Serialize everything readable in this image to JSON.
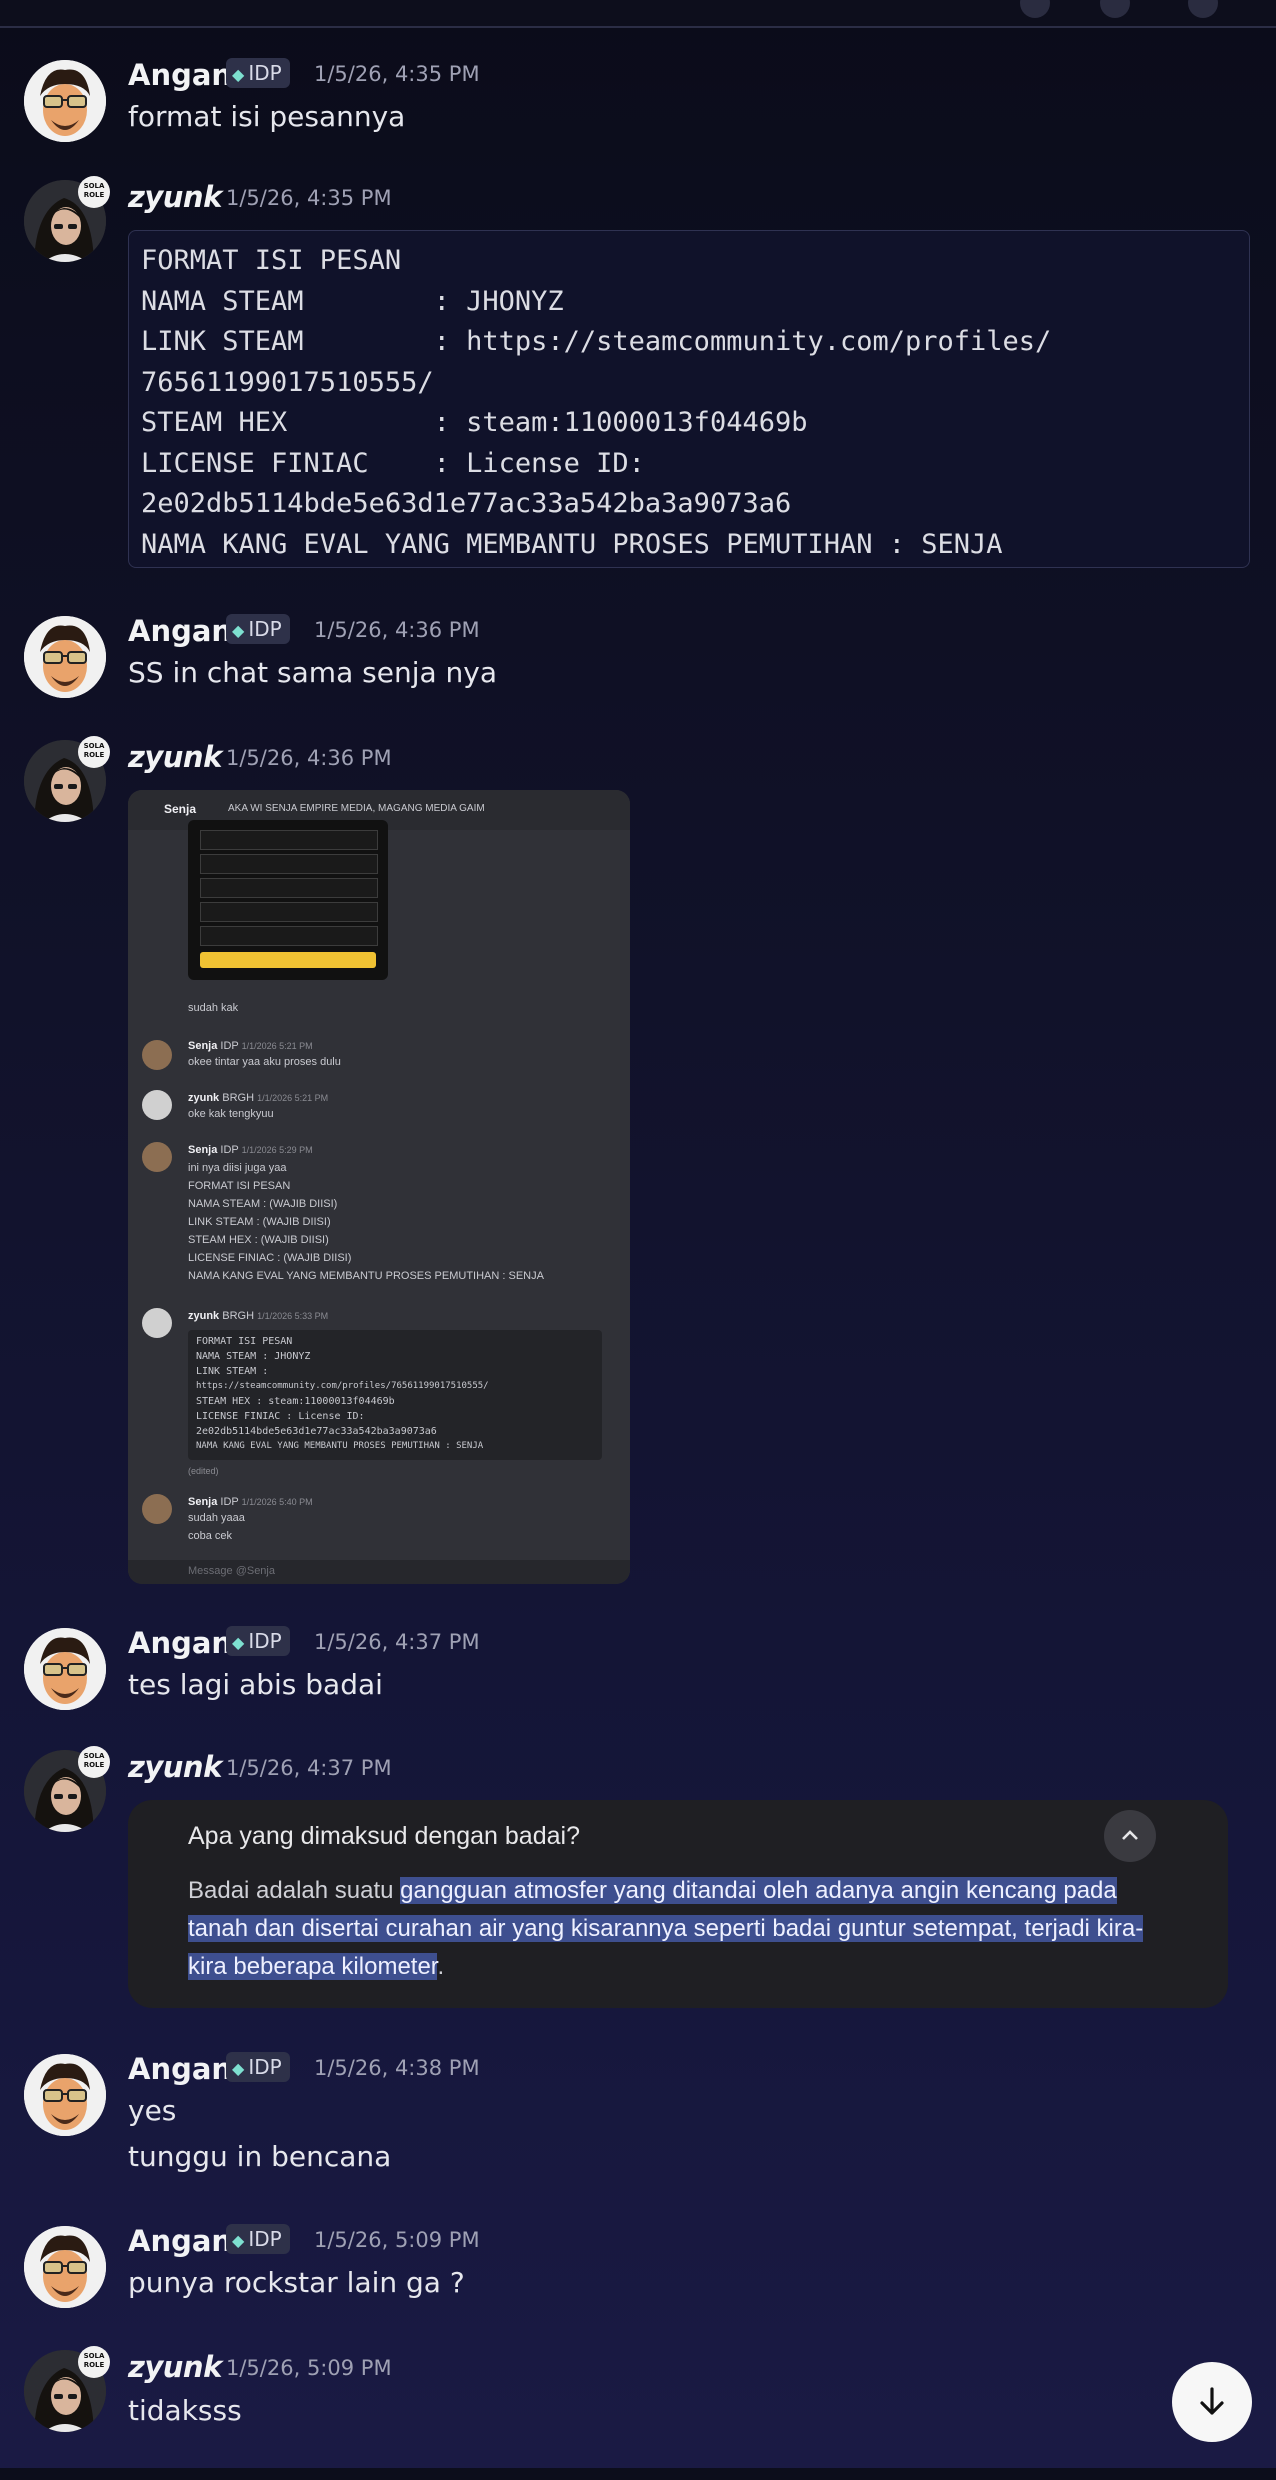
{
  "topbar": {
    "hint": ""
  },
  "angan": {
    "name": "Angan",
    "role_tag": "IDP"
  },
  "zyunk": {
    "name": "zyunk",
    "badge": "SOLA ROLE"
  },
  "messages": {
    "m1": {
      "time": "1/5/26, 4:35 PM",
      "text": "format isi pesannya"
    },
    "m2": {
      "time": "1/5/26, 4:35 PM",
      "code": "FORMAT ISI PESAN\nNAMA STEAM        : JHONYZ\nLINK STEAM        : https://steamcommunity.com/profiles/\n76561199017510555/\nSTEAM HEX         : steam:11000013f04469b\nLICENSE FINIAC    : License ID:\n2e02db5114bde5e63d1e77ac33a542ba3a9073a6\nNAMA KANG EVAL YANG MEMBANTU PROSES PEMUTIHAN : SENJA"
    },
    "m3": {
      "time": "1/5/26, 4:36 PM",
      "text": "SS in chat sama senja nya"
    },
    "m4": {
      "time": "1/5/26, 4:36 PM",
      "screenshot": {
        "header_name": "Senja",
        "header_channels": "AKA   WI   SENJA  EMPIRE MEDIA, MAGANG   MEDIA GAIM",
        "l1": "sudah kak",
        "l2_name": "Senja",
        "l2_tag": "IDP",
        "l2_time": "1/1/2026 5:21 PM",
        "l2_text": "okee tintar yaa aku proses dulu",
        "l3_name": "zyunk",
        "l3_tag": "BRGH",
        "l3_time": "1/1/2026 5:21 PM",
        "l3_text": "oke kak tengkyuu",
        "l4_name": "Senja",
        "l4_tag": "IDP",
        "l4_time": "1/1/2026 5:29 PM",
        "l4_lines": [
          "ini nya diisi juga yaa",
          "FORMAT ISI PESAN",
          "NAMA STEAM      : (WAJIB DIISI)",
          "LINK STEAM      : (WAJIB DIISI)",
          "STEAM HEX       : (WAJIB DIISI)",
          "LICENSE FINIAC  : (WAJIB DIISI)",
          "NAMA KANG EVAL YANG MEMBANTU PROSES PEMUTIHAN : SENJA"
        ],
        "l5_name": "zyunk",
        "l5_tag": "BRGH",
        "l5_time": "1/1/2026 5:33 PM",
        "l5_code": [
          "FORMAT ISI PESAN",
          "NAMA STEAM        : JHONYZ",
          "LINK STEAM        :",
          "https://steamcommunity.com/profiles/76561199017510555/",
          "STEAM HEX         : steam:11000013f04469b",
          "LICENSE FINIAC    : License ID:",
          "2e02db5114bde5e63d1e77ac33a542ba3a9073a6",
          "NAMA KANG EVAL YANG MEMBANTU PROSES PEMUTIHAN : SENJA"
        ],
        "l5_edited": "(edited)",
        "l6_name": "Senja",
        "l6_tag": "IDP",
        "l6_time": "1/1/2026 5:40 PM",
        "l6_lines": [
          "sudah yaaa",
          "coba cek"
        ],
        "composer": "Message @Senja"
      }
    },
    "m5": {
      "time": "1/5/26, 4:37 PM",
      "text": "tes lagi abis badai"
    },
    "m6": {
      "time": "1/5/26, 4:37 PM",
      "question": "Apa yang dimaksud dengan badai?",
      "answer_line1_plain": "Badai adalah suatu ",
      "answer_line1_hl": "gangguan atmosfer yang ditandai oleh adanya angin kencang pada",
      "answer_line2_hl": "tanah dan disertai curahan air yang kisarannya seperti badai guntur setempat, terjadi kira-",
      "answer_line3_hl": "kira beberapa kilometer",
      "answer_line3_plain": "."
    },
    "m7": {
      "time": "1/5/26, 4:38 PM",
      "line1": "yes",
      "line2": "tunggu in bencana"
    },
    "m8": {
      "time": "1/5/26, 5:09 PM",
      "text": "punya rockstar lain ga ?"
    },
    "m9": {
      "time": "1/5/26, 5:09 PM",
      "text": "tidaksss"
    }
  },
  "icons": {
    "gem": "gem-icon",
    "collapse": "chevron-up-icon",
    "scroll": "arrow-down-icon"
  },
  "colors": {
    "background": "#11122a",
    "highlight": "#3e4f8f",
    "tag": "#2e3149"
  }
}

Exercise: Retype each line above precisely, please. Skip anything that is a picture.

Exercise output:
Serialize everything readable in this image to JSON.
{
  "topbar": {
    "hint": ""
  },
  "angan": {
    "name": "Angan",
    "role_tag": "IDP"
  },
  "zyunk": {
    "name": "zyunk",
    "badge": "SOLA ROLE"
  },
  "messages": {
    "m1": {
      "time": "1/5/26, 4:35 PM",
      "text": "format isi pesannya"
    },
    "m2": {
      "time": "1/5/26, 4:35 PM",
      "code": "FORMAT ISI PESAN\nNAMA STEAM        : JHONYZ\nLINK STEAM        : https://steamcommunity.com/profiles/\n76561199017510555/\nSTEAM HEX         : steam:11000013f04469b\nLICENSE FINIAC    : License ID:\n2e02db5114bde5e63d1e77ac33a542ba3a9073a6\nNAMA KANG EVAL YANG MEMBANTU PROSES PEMUTIHAN : SENJA"
    },
    "m3": {
      "time": "1/5/26, 4:36 PM",
      "text": "SS in chat sama senja nya"
    },
    "m4": {
      "time": "1/5/26, 4:36 PM",
      "screenshot": {
        "header_name": "Senja",
        "header_channels": "AKA   WI   SENJA  EMPIRE MEDIA, MAGANG   MEDIA GAIM",
        "l1": "sudah kak",
        "l2_name": "Senja",
        "l2_tag": "IDP",
        "l2_time": "1/1/2026 5:21 PM",
        "l2_text": "okee tintar yaa aku proses dulu",
        "l3_name": "zyunk",
        "l3_tag": "BRGH",
        "l3_time": "1/1/2026 5:21 PM",
        "l3_text": "oke kak tengkyuu",
        "l4_name": "Senja",
        "l4_tag": "IDP",
        "l4_time": "1/1/2026 5:29 PM",
        "l4_lines": [
          "ini nya diisi juga yaa",
          "FORMAT ISI PESAN",
          "NAMA STEAM      : (WAJIB DIISI)",
          "LINK STEAM      : (WAJIB DIISI)",
          "STEAM HEX       : (WAJIB DIISI)",
          "LICENSE FINIAC  : (WAJIB DIISI)",
          "NAMA KANG EVAL YANG MEMBANTU PROSES PEMUTIHAN : SENJA"
        ],
        "l5_name": "zyunk",
        "l5_tag": "BRGH",
        "l5_time": "1/1/2026 5:33 PM",
        "l5_code": [
          "FORMAT ISI PESAN",
          "NAMA STEAM        : JHONYZ",
          "LINK STEAM        :",
          "https://steamcommunity.com/profiles/76561199017510555/",
          "STEAM HEX         : steam:11000013f04469b",
          "LICENSE FINIAC    : License ID:",
          "2e02db5114bde5e63d1e77ac33a542ba3a9073a6",
          "NAMA KANG EVAL YANG MEMBANTU PROSES PEMUTIHAN : SENJA"
        ],
        "l5_edited": "(edited)",
        "l6_name": "Senja",
        "l6_tag": "IDP",
        "l6_time": "1/1/2026 5:40 PM",
        "l6_lines": [
          "sudah yaaa",
          "coba cek"
        ],
        "composer": "Message @Senja"
      }
    },
    "m5": {
      "time": "1/5/26, 4:37 PM",
      "text": "tes lagi abis badai"
    },
    "m6": {
      "time": "1/5/26, 4:37 PM",
      "question": "Apa yang dimaksud dengan badai?",
      "answer_line1_plain": "Badai adalah suatu ",
      "answer_line1_hl": "gangguan atmosfer yang ditandai oleh adanya angin kencang pada",
      "answer_line2_hl": "tanah dan disertai curahan air yang kisarannya seperti badai guntur setempat, terjadi kira-",
      "answer_line3_hl": "kira beberapa kilometer",
      "answer_line3_plain": "."
    },
    "m7": {
      "time": "1/5/26, 4:38 PM",
      "line1": "yes",
      "line2": "tunggu in bencana"
    },
    "m8": {
      "time": "1/5/26, 5:09 PM",
      "text": "punya rockstar lain ga ?"
    },
    "m9": {
      "time": "1/5/26, 5:09 PM",
      "text": "tidaksss"
    }
  },
  "icons": {
    "gem": "gem-icon",
    "collapse": "chevron-up-icon",
    "scroll": "arrow-down-icon"
  },
  "colors": {
    "background": "#11122a",
    "highlight": "#3e4f8f",
    "tag": "#2e3149"
  }
}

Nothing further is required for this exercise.